Tuesday, January 15, 2013

Zero Sum Games

I talked through my reaction to Zero Dark Thirty in the latest MovieFilm Podcast, but just to sum up, I would ultimately give it a thumbs up. While I recognize the issues some are citing with what it depicts vis-a-vis geopolitics and torture I honestly don't see an overarching "yea" or "nay" on the efficacy of so-called "enhanced interrogation" to extract information. I dunno, maybe I'm just being willfully ignorant, but for me, simply pretending it didn't happen would be far worse, and some of the reactions I've seen in the media do seem overblown when compared with what's actually depicted.

For me, based on how things play(ed) out, it almost seems like a statement against torture, but I'm perfectly willing to chalk that up to my reading and mine alone. The film is studiously nebulous on the question of torture -- in turn prompting nebulous reactions.As I said on the show, I don't think it'll change your mind on the issue one way or another, but that very nebulousness should, in theory, prompt those in the audience to do their own research and make up their own minds. In that vein, here's a piece by my friend Paul Shirey over at JoBlo prompted by a protest against the film by Academy member David Clennon. A key takeaway:
If your search for the facts begins and ends with a 2.5 hour long movie then your card is already punched. According to Clennon, and every other Hollywood activist and Senatorial committee, we, as viewers, cannot discern fact from fiction and aren’t smart enough to do our own research to find the real answers. According to them, we are mindless drones who only respond to two-hour blocks of entertainment and thus, must be “shielded” from that which may influence us “wrongly.” I’d really like to know when movies were regarded as history books.

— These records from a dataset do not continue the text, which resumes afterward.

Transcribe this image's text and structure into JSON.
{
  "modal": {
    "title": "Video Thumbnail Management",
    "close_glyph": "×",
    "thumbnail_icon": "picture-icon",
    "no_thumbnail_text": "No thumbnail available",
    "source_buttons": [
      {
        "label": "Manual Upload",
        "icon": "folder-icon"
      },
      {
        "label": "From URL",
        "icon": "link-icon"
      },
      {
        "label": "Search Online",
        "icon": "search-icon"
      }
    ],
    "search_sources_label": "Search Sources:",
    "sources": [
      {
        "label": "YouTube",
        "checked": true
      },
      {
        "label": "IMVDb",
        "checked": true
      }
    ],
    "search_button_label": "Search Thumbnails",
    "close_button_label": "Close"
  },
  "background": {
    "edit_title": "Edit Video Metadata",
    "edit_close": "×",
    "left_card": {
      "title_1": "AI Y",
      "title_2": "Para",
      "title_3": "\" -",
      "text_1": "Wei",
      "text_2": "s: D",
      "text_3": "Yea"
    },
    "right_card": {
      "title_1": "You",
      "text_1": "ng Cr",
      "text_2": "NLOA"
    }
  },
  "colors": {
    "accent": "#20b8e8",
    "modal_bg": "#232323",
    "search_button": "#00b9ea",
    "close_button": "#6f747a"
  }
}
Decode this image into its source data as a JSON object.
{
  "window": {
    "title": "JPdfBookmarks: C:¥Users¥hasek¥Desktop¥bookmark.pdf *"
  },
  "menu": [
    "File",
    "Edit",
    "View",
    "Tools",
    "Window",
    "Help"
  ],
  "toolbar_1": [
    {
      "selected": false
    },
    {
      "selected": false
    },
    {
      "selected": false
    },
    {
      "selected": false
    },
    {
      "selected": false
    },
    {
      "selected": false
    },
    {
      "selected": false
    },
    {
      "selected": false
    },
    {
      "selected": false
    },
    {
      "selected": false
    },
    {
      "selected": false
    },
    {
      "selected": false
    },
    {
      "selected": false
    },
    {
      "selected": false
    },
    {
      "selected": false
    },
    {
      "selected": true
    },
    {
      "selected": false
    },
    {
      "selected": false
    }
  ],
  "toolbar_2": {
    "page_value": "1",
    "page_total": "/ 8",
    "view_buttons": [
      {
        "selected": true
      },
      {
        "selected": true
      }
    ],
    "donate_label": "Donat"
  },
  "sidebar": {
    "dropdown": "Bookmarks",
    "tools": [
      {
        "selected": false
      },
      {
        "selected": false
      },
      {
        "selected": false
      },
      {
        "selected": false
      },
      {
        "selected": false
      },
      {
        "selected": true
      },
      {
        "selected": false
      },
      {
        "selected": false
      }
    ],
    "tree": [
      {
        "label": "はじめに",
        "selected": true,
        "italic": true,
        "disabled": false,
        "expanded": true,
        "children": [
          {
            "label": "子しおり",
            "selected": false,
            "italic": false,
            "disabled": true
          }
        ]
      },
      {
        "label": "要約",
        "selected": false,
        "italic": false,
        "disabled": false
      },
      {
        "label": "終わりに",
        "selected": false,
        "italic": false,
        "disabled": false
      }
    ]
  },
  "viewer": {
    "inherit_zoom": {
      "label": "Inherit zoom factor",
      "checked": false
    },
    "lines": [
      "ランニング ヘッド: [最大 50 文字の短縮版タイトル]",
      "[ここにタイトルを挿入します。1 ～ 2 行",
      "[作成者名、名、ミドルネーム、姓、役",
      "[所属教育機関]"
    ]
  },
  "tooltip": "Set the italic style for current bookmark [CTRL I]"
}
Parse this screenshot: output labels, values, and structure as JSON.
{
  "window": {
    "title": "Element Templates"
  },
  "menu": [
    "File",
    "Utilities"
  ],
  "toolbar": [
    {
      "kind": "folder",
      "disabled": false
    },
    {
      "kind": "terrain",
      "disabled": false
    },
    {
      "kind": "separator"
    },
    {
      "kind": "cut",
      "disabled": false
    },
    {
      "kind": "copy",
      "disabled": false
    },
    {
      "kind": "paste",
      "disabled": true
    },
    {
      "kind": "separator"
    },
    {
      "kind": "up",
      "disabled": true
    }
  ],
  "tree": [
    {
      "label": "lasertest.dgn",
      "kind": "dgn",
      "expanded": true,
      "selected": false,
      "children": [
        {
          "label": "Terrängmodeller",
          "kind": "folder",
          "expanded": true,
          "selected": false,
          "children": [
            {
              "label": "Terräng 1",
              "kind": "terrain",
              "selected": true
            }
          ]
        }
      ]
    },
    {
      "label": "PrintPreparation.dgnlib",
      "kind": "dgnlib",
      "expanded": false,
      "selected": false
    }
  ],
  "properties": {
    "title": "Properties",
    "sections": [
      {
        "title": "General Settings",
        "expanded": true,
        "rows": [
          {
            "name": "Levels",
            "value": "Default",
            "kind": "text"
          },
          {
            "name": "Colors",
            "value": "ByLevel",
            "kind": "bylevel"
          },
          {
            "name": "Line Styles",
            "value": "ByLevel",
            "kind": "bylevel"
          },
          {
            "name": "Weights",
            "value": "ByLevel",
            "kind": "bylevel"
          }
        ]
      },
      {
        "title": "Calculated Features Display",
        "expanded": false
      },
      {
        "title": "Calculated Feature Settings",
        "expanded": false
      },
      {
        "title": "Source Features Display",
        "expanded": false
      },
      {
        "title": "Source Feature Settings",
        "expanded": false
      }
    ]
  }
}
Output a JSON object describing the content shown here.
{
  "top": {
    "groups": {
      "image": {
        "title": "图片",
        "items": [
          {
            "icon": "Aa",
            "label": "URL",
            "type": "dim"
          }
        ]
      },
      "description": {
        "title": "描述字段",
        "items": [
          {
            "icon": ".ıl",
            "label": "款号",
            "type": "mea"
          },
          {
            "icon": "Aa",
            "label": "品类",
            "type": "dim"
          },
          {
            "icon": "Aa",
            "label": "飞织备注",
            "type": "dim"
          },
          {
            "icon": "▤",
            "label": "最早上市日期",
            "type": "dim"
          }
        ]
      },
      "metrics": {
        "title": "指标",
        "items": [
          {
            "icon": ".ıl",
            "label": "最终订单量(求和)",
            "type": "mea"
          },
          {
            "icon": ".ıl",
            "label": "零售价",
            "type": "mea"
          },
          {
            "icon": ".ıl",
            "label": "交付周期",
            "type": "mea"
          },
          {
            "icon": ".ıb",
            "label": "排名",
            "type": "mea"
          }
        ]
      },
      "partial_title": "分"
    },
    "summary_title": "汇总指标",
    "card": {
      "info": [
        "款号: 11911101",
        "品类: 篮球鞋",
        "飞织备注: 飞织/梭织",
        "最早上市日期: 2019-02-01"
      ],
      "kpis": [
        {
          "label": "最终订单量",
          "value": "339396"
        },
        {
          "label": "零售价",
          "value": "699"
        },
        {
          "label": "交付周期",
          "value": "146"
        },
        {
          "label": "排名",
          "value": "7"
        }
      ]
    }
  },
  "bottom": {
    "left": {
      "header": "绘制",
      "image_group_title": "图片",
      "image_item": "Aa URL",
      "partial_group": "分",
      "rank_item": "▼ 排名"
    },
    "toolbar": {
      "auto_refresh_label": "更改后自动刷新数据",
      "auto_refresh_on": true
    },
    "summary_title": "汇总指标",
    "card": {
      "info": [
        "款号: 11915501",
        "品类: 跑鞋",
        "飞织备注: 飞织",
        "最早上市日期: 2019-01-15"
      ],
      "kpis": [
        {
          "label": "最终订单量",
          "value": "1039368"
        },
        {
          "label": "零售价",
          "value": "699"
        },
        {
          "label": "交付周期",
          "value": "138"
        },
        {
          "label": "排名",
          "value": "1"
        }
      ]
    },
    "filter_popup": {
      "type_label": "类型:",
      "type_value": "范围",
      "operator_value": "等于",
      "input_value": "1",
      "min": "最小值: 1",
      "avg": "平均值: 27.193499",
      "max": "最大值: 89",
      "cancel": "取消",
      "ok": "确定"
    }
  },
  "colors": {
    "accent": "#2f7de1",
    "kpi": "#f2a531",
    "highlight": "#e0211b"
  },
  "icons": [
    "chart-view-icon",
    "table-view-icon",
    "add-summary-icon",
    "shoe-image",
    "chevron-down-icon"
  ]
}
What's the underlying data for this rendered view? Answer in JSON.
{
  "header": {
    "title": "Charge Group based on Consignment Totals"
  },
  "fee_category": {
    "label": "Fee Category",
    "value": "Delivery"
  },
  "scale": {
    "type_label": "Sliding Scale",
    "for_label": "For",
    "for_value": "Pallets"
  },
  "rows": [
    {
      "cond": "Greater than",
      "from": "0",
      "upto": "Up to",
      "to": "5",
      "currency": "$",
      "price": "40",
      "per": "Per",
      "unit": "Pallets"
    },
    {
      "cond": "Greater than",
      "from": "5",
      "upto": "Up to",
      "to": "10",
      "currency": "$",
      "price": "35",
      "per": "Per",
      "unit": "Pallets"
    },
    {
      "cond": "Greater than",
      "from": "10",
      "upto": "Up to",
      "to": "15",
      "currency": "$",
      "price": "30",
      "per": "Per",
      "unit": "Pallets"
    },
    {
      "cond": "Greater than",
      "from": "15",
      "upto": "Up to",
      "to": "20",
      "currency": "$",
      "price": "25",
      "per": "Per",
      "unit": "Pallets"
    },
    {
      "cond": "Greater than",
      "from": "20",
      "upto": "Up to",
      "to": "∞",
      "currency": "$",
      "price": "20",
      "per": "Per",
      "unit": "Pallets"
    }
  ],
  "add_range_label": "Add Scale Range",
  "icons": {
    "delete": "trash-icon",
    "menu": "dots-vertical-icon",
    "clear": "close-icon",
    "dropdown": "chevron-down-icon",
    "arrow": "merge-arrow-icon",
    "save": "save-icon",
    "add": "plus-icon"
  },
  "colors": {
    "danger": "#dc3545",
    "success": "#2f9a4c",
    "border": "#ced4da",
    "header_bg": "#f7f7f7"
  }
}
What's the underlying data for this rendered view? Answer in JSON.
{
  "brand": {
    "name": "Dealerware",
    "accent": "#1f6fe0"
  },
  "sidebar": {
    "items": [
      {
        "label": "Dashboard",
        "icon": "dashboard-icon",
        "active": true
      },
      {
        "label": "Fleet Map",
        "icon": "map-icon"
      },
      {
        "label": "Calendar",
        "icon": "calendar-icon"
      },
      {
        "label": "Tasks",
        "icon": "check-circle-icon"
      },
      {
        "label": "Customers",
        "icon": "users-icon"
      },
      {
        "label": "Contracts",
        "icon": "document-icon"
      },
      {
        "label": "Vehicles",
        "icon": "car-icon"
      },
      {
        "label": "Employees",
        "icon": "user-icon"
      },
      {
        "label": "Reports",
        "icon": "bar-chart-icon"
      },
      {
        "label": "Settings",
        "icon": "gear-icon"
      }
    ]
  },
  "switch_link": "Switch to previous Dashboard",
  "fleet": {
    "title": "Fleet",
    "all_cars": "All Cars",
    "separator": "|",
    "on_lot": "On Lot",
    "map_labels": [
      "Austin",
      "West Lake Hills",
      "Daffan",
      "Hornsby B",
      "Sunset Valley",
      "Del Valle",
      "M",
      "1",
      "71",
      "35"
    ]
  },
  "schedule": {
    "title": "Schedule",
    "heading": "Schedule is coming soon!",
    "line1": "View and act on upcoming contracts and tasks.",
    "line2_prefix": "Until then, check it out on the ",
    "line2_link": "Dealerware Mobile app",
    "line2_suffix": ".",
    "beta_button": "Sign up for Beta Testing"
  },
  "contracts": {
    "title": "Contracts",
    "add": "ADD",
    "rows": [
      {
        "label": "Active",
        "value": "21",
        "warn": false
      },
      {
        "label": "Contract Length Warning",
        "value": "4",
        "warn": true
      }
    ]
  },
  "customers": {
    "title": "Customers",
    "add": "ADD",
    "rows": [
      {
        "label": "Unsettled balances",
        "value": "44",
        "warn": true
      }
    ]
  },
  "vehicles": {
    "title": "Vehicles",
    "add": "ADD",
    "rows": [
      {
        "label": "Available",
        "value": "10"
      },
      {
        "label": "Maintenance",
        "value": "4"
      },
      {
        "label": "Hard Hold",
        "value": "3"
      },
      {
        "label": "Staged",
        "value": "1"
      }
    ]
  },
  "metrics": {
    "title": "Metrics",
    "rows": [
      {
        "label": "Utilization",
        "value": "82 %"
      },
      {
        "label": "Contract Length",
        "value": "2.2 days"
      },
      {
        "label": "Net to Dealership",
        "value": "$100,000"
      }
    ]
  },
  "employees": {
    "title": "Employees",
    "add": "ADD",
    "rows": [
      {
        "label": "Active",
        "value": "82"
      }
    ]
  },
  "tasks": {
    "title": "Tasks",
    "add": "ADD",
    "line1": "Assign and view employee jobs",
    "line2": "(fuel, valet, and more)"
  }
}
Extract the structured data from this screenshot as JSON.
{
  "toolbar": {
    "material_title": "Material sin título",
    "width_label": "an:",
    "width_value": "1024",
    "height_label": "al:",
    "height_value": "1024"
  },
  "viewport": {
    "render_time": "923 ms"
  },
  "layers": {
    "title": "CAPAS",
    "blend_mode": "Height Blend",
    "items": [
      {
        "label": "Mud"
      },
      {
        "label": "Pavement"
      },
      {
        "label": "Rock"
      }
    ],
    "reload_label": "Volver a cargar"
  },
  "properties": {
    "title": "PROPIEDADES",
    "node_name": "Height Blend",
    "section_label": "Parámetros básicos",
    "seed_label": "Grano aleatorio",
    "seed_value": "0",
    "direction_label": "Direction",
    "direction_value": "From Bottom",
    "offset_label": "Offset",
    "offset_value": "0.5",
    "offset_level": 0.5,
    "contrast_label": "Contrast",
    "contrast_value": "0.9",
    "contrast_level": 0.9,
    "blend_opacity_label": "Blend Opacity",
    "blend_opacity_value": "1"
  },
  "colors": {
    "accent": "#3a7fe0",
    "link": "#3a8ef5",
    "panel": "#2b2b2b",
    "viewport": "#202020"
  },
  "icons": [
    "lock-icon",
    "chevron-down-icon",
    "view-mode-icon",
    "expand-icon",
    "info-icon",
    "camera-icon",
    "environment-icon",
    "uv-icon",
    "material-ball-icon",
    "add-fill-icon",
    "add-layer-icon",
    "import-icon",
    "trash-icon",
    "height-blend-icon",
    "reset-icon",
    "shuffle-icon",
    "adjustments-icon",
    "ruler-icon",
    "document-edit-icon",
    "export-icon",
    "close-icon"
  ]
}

It’s simply not possible to cover every single angle of an event in a two-hour movie. Anyone who thinks otherwise is disconnected from reality.
Read the rest of Paul's column here.

No comments: